Might As Well Be Dead
22.8.2012 to 30.8.2012
The book was the first Rex Stout novel, featuring Nero Wolfe, I have read. I had heard a lot about the author, high recommendations, which were justified, as he was nominated for the greatest Mystery Writer of the Century, and his series the Best Mystery Series of The Century at Bouchercon 2000, the world's largest mystery convention.
The book starts when Wolfe gets a visit from James Herold asking him to find him his son, Paul Herold. The son was banished from his family and business when he was caught stealing money from his dad’s business. Now, on the behest of his mother, the dad wants his son back, and he has also unearthed evidences which points to the fact that may be Paul Herold was innocent of the embezzlement. So, Wolfe starts his search and finds himself in the midst of dead bodies, one of them belonging to a colleague of his.
The book was set in 1956, now I always felt that as a man in 2012, I was not comfortable with the language used in the book. Nowadays we have got accustomed to short paragraphs and shorter sentences, and here I was barged with half a page paragraphs, and mile long sentences. It was a daunting task, to keep the track of the plot. The language was muddling it up for me.
Even if I could have ignored the grammar, I was hit with the sheer abundance of characters. There were a lots of them, in this book, and with huge paragraphs, and more than one character appearing in one paragraph, things were bound to get muddled, and they did.
And, lastly the plot didn’t make any sense to me. Too much emphasis on pure coincidence, bordering on the impossible. A convict, who had his decision pending the very next day, after Wolfe is contacted by Herold Sr., turning out to be the person being searched for, is the epitome of coincidence.
Maybe, this was not the best of Stout’s work.

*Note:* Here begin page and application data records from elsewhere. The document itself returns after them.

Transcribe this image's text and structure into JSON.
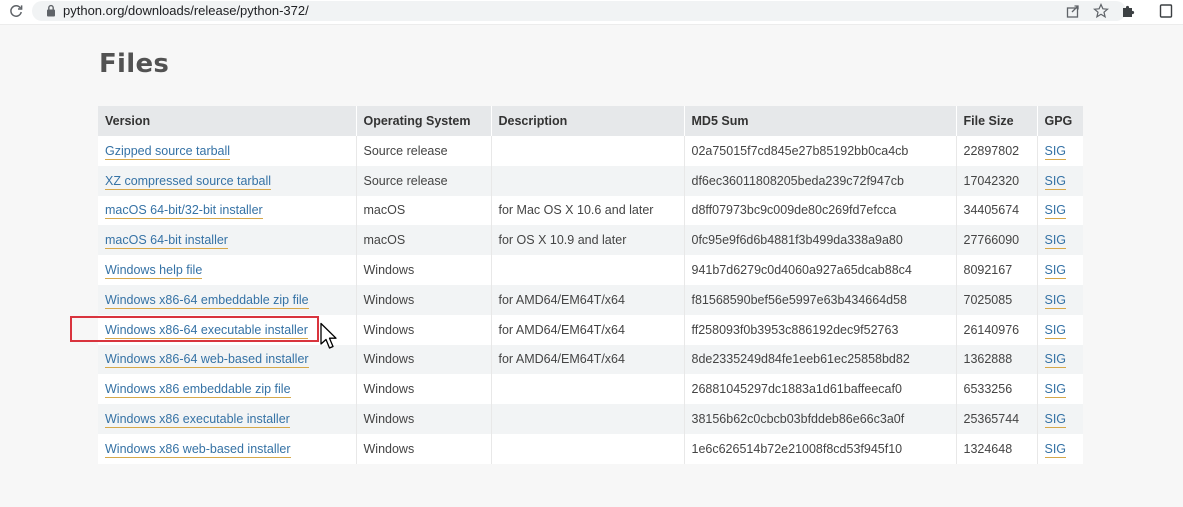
{
  "browser": {
    "url": "python.org/downloads/release/python-372/",
    "icons": [
      "reload-icon",
      "lock-icon",
      "share-icon",
      "star-icon",
      "extensions-icon",
      "window-icon"
    ]
  },
  "page": {
    "title": "Files"
  },
  "table": {
    "headers": [
      "Version",
      "Operating System",
      "Description",
      "MD5 Sum",
      "File Size",
      "GPG"
    ],
    "rows": [
      {
        "version": "Gzipped source tarball",
        "os": "Source release",
        "description": "",
        "md5": "02a75015f7cd845e27b85192bb0ca4cb",
        "size": "22897802",
        "gpg": "SIG"
      },
      {
        "version": "XZ compressed source tarball",
        "os": "Source release",
        "description": "",
        "md5": "df6ec36011808205beda239c72f947cb",
        "size": "17042320",
        "gpg": "SIG"
      },
      {
        "version": "macOS 64-bit/32-bit installer",
        "os": "macOS",
        "description": "for Mac OS X 10.6 and later",
        "md5": "d8ff07973bc9c009de80c269fd7efcca",
        "size": "34405674",
        "gpg": "SIG"
      },
      {
        "version": "macOS 64-bit installer",
        "os": "macOS",
        "description": "for OS X 10.9 and later",
        "md5": "0fc95e9f6d6b4881f3b499da338a9a80",
        "size": "27766090",
        "gpg": "SIG"
      },
      {
        "version": "Windows help file",
        "os": "Windows",
        "description": "",
        "md5": "941b7d6279c0d4060a927a65dcab88c4",
        "size": "8092167",
        "gpg": "SIG"
      },
      {
        "version": "Windows x86-64 embeddable zip file",
        "os": "Windows",
        "description": "for AMD64/EM64T/x64",
        "md5": "f81568590bef56e5997e63b434664d58",
        "size": "7025085",
        "gpg": "SIG"
      },
      {
        "version": "Windows x86-64 executable installer",
        "os": "Windows",
        "description": "for AMD64/EM64T/x64",
        "md5": "ff258093f0b3953c886192dec9f52763",
        "size": "26140976",
        "gpg": "SIG"
      },
      {
        "version": "Windows x86-64 web-based installer",
        "os": "Windows",
        "description": "for AMD64/EM64T/x64",
        "md5": "8de2335249d84fe1eeb61ec25858bd82",
        "size": "1362888",
        "gpg": "SIG"
      },
      {
        "version": "Windows x86 embeddable zip file",
        "os": "Windows",
        "description": "",
        "md5": "26881045297dc1883a1d61baffeecaf0",
        "size": "6533256",
        "gpg": "SIG"
      },
      {
        "version": "Windows x86 executable installer",
        "os": "Windows",
        "description": "",
        "md5": "38156b62c0cbcb03bfddeb86e66c3a0f",
        "size": "25365744",
        "gpg": "SIG"
      },
      {
        "version": "Windows x86 web-based installer",
        "os": "Windows",
        "description": "",
        "md5": "1e6c626514b72e21008f8cd53f945f10",
        "size": "1324648",
        "gpg": "SIG"
      }
    ]
  },
  "colors": {
    "link": "#3572a5",
    "link_underline": "#d6a84a",
    "highlight_border": "#d9343e",
    "header_bg": "#e6e8ea"
  }
}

A man doesn’t get nominated for Best Mystery Writer by writing this stuff. So, will be waiting for my next Rex Stout novel, to get in touch with a real masterpiece.